Business Statistics

Statistical Modeling

Statistical Modeling

Regression analysis is a set of statistical processes used in statistical modeling to estimate the relationships between a dependent variable and one or more independent variables. It is the application of statistical analysis to a dataset. Linear regression is the most common type of regression analysis, in which the line (or a more complex linear combination) that best fits the data according to a specific mathematical criterion is found. When data analysts apply various statistical models to the data they are investigating, they are able to more strategically understand and interpret the information.

Statistical Modeling is the application of statistical analysis to a dataset. It is a mathematical relationship that exists between one or more random variables and other non-random variables.

The use of mathematical models and statistical assumptions to generate sample data and make predictions about the real world is known as statistical modeling. It is a mathematical relationship that exists between one or more random variables and other non-random variables. A statistical model is a set of probability distributions for all possible outcomes of an experiment. The application of statistical modeling to raw data assists data scientists in approaching data analysis strategically by providing intuitive visualizations that aid in identifying relationships between variables and making predictions.

A statistical model is a mathematical representation (or mathematical model) of data that has been observed. The ordinary least squares method, for example, computes the unique line (or hyperplane) that minimizes the sum of squared differences between the true data and that line (or hyperplane). Before developing a statistical model, an analyst must collect or retrieve data from a database, the cloud, social media, or a plain Excel file. Analysts must also understand data structure and management, including how and where data is stored, retrieved, and maintained.

This allows the researcher to estimate the conditional expectation (or population average value) of the dependent variable when the independent variables take on a given set of values for specific mathematical reasons. Less common types of regression employ slightly different procedures to estimate alternative location parameters (e.g., quantile regression or Necessary Condition Analysis) or the conditional expectation across a broader range of non-linear models (e.g., nonparametric regression).

The statistical model can be defined as a collection of results based on aggregated data and population understanding that are used to forecast information in a generalized form. As a result, a statistical model could be an equation or a visual representation of the information based on extensive research conducted over time.

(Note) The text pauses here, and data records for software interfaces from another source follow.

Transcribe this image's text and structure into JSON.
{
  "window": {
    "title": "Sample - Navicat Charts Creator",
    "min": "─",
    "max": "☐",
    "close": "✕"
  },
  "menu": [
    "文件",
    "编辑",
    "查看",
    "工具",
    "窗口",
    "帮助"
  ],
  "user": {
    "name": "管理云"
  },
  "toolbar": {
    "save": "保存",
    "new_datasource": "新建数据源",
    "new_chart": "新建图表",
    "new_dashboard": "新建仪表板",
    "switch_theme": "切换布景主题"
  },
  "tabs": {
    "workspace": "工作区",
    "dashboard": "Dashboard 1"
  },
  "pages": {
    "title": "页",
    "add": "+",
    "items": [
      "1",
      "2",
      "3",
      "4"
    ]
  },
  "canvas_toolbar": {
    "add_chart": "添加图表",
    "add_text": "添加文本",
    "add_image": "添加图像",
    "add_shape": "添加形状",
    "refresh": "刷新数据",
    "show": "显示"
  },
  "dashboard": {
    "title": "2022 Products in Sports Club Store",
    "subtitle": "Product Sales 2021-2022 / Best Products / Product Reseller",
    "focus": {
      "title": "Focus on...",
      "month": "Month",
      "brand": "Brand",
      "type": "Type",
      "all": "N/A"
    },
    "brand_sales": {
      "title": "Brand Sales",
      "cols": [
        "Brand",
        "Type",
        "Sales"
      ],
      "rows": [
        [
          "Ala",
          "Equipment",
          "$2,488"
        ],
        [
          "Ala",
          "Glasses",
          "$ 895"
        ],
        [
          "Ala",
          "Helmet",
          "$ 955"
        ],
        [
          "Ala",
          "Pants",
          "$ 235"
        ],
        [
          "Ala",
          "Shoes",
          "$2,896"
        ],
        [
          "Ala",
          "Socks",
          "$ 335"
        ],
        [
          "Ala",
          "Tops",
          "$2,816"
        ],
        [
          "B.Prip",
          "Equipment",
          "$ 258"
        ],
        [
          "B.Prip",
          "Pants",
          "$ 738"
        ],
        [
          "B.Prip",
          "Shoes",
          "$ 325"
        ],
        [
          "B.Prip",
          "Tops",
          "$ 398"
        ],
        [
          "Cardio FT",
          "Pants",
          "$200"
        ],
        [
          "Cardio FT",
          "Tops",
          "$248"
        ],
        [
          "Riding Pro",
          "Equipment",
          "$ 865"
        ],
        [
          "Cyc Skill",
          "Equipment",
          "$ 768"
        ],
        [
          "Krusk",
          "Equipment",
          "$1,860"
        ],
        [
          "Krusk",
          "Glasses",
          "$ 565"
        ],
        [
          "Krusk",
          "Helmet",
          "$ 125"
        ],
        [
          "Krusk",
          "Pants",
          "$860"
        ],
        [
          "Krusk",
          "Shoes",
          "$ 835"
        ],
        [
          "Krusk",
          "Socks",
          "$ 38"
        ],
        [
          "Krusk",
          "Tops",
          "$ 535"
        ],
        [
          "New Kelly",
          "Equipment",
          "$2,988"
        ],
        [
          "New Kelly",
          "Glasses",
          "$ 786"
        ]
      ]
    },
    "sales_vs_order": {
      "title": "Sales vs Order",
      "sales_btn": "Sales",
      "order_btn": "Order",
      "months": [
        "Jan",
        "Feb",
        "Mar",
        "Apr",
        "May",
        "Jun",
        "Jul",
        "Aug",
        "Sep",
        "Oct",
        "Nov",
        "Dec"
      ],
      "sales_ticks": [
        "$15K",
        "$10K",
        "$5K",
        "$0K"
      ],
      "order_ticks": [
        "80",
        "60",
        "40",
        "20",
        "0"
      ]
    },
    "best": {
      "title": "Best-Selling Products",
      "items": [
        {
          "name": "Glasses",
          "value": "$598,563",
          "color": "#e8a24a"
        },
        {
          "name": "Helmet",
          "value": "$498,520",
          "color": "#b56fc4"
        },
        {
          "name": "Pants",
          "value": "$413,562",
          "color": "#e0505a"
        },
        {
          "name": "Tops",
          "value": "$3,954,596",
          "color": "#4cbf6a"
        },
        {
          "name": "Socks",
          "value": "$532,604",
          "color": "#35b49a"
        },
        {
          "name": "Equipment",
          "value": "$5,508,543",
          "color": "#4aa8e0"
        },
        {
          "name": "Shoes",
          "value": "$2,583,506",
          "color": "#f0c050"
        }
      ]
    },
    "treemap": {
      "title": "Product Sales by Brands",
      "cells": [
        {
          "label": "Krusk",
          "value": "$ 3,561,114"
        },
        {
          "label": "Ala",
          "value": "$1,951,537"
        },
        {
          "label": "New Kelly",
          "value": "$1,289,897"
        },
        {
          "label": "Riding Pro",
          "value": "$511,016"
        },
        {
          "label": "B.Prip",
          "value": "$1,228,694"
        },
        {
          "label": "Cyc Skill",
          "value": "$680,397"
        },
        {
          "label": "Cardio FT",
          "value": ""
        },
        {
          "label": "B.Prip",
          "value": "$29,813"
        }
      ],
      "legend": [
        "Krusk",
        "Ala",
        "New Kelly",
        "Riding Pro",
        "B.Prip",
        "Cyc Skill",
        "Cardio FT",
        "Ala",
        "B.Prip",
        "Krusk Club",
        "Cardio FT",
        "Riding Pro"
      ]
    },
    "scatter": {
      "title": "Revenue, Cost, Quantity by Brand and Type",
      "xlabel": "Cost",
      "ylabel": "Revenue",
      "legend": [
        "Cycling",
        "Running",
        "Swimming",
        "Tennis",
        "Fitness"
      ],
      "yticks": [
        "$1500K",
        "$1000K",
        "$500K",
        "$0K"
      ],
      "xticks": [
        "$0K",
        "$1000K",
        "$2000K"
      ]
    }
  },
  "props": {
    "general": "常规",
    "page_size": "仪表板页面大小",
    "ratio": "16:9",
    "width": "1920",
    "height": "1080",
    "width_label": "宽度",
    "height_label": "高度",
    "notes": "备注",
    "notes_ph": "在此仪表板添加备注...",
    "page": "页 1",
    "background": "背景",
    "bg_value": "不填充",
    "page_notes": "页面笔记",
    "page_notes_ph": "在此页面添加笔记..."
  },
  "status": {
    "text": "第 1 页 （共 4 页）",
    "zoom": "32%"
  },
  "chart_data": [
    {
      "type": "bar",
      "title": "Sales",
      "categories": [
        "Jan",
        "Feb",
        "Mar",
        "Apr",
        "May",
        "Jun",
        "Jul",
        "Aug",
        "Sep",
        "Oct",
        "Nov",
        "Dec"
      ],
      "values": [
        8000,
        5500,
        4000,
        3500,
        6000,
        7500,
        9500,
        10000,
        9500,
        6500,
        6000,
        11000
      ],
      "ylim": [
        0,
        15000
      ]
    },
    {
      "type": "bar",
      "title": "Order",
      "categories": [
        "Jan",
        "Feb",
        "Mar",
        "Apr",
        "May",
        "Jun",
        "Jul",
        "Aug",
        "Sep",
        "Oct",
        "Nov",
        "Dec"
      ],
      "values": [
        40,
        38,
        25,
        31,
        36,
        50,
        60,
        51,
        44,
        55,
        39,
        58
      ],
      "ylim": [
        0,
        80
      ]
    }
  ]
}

Regression analysis is primarily used for two distinct conceptual purposes. First, regression analysis is widely used for prediction and forecasting, and its application overlaps significantly with the field of machine learning. Second, regression analysis can be used to infer causal relationships between independent and dependent variables in some cases.

Importantly, regressions reveal only relationships between a dependent variable and a set of independent variables in a fixed dataset. A researcher must carefully justify why existing relationships have predictive power for a new context or why a relationship between two variables has a causal interpretation before using regressions for prediction or inferring causal relationships. The latter is especially important when using observational data to estimate causal relationships.